But I did a wise thing in my youth. I prayed a very fervent and sincere prayer. Seeing many of my friends doing foolish and destructive things for ‘love’, I knew that on my own I would make the very same mistakes. So, I cried out to God not to let me settle for second best. In spite of my foolishness and willfulness, He honored that prayer; but I did not make it easy for Him.
Nonetheless, I ended up with a man who is kind and supportive beyond measure. He has been a studio assistant, a copy editor, a compassionate caregiver, a lifter and mover of heavy things and whatever else I’ve needed along the way. He cares for me, encourages me, he’s helped me care for my mother as she descended into Alzheimer’s and now he’s caring for his parents. Just this week, he took care of me as I went through some medical procedures, he cared for his dad as he had to relinquish his driver’s license, and in the middle of the night he cared for his mother’s geriatric cat who is diabetic and was in serious stress of an unknown infection – going to pick up the cat and his parents, taking them to the animal hospital, and caring for his mother as she had to leave her beloved pet for the night. Now he is making sure the cat lives another day by going over twice each day to get antibiotics down her throat, ointment into her eyes, and give her shots of insulin.

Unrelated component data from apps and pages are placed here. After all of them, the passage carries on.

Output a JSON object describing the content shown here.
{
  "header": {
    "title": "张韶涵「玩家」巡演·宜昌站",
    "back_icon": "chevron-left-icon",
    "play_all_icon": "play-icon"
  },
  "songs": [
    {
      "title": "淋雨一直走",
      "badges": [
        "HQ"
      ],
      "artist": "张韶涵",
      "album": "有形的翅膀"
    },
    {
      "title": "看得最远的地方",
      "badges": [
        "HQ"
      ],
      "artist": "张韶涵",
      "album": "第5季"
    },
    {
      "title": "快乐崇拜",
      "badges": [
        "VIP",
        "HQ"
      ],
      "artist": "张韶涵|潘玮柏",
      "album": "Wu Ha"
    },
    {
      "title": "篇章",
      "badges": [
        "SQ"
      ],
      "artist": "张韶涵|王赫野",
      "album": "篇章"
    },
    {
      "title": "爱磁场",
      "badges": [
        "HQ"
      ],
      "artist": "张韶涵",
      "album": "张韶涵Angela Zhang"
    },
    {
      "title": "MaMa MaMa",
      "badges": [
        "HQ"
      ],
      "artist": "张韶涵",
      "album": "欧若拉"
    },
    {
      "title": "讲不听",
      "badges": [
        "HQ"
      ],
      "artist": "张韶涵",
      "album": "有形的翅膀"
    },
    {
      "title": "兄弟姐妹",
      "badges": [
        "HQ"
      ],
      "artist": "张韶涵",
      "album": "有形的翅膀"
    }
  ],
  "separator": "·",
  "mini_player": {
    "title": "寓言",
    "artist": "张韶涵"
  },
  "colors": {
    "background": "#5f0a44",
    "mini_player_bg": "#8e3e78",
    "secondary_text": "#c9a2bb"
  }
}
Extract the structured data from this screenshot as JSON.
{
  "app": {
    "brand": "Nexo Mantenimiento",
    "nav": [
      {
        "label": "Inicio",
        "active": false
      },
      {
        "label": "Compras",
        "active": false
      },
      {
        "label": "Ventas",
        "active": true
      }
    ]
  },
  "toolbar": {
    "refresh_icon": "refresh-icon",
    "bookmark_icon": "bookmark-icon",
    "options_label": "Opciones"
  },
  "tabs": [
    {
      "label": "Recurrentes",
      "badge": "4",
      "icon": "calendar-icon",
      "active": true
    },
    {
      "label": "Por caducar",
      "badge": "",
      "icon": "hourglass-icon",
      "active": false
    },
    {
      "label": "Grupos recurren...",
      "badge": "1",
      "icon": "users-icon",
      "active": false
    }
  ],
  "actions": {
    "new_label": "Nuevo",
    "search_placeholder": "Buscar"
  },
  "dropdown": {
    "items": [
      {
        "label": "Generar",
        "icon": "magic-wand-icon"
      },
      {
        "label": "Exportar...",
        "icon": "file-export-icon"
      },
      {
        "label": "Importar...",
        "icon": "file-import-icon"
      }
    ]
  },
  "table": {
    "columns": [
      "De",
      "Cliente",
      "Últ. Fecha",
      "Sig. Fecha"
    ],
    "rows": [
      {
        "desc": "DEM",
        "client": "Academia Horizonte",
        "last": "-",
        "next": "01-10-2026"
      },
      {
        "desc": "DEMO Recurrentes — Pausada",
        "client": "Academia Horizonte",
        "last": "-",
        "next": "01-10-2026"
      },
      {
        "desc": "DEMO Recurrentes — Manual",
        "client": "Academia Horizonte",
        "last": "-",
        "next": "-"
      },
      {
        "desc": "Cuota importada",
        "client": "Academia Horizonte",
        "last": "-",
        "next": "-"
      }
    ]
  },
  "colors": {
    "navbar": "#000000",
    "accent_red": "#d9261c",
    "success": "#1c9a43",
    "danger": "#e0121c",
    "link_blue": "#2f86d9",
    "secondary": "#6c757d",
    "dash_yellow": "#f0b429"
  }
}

His sacrifices for love are monumental. I am truly blessed. I will leave you with this....
Sonnet by William Shakespeare
Let me not to the marriage of true minds
Admit impediments; love is not love
Which alters when it alteration finds,
Or bends with the remover to remove.
O, no, it is an ever-fixed mark
That looks on tempests and is never shaken;
It is the star to every wand’ring bark,
Whose worth’s unknown, although his
height be taken.
Love’s not Time’s fool, though rosy
lips and cheeks
Within his bending sickle’s compass come;
Love alters not with his brief hours
But bears it out even to the edge of doom.
If this be error and upon me proved,
I never writ, nor no man ever loved.
Donna Kemper put aside her art career to care for a mother she hadn't seen in over a decade. For seven years she followed her mother's journey into dementia, caring for her and putting forgiveness into action.